## TASK INSTRUCTIONS
Repeat all of the data below word for word, keeping no images.

*** DATA FOR THIS EXERCISE ***

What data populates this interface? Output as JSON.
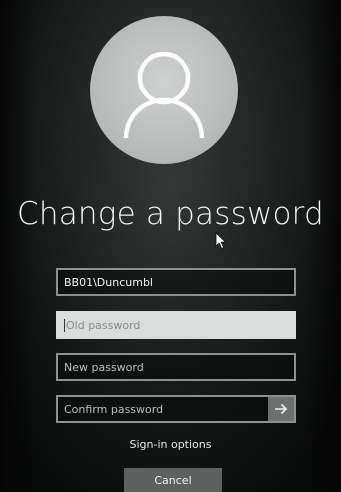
{
  "title": "Change a password",
  "avatar": {
    "icon": "user-icon"
  },
  "fields": {
    "username": {
      "value": "BB01\\Duncumbl"
    },
    "old_password": {
      "placeholder": "Old password"
    },
    "new_password": {
      "placeholder": "New password"
    },
    "confirm_password": {
      "placeholder": "Confirm password",
      "submit_icon": "arrow-right-icon"
    }
  },
  "links": {
    "sign_in_options": "Sign-in options"
  },
  "buttons": {
    "cancel": "Cancel"
  },
  "colors": {
    "field_border": "#8f9190",
    "active_field_bg": "#d9dcdb",
    "button_bg": "#5e605f",
    "text": "#f2f2f2"
  }
}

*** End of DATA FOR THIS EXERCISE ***

## EXERCISE SOLUTION
What data populates this interface? Output as JSON.
{
  "title": "Change a password",
  "avatar": {
    "icon": "user-icon"
  },
  "fields": {
    "username": {
      "value": "BB01\\Duncumbl"
    },
    "old_password": {
      "placeholder": "Old password"
    },
    "new_password": {
      "placeholder": "New password"
    },
    "confirm_password": {
      "placeholder": "Confirm password",
      "submit_icon": "arrow-right-icon"
    }
  },
  "links": {
    "sign_in_options": "Sign-in options"
  },
  "buttons": {
    "cancel": "Cancel"
  },
  "colors": {
    "field_border": "#8f9190",
    "active_field_bg": "#d9dcdb",
    "button_bg": "#5e605f",
    "text": "#f2f2f2"
  }
}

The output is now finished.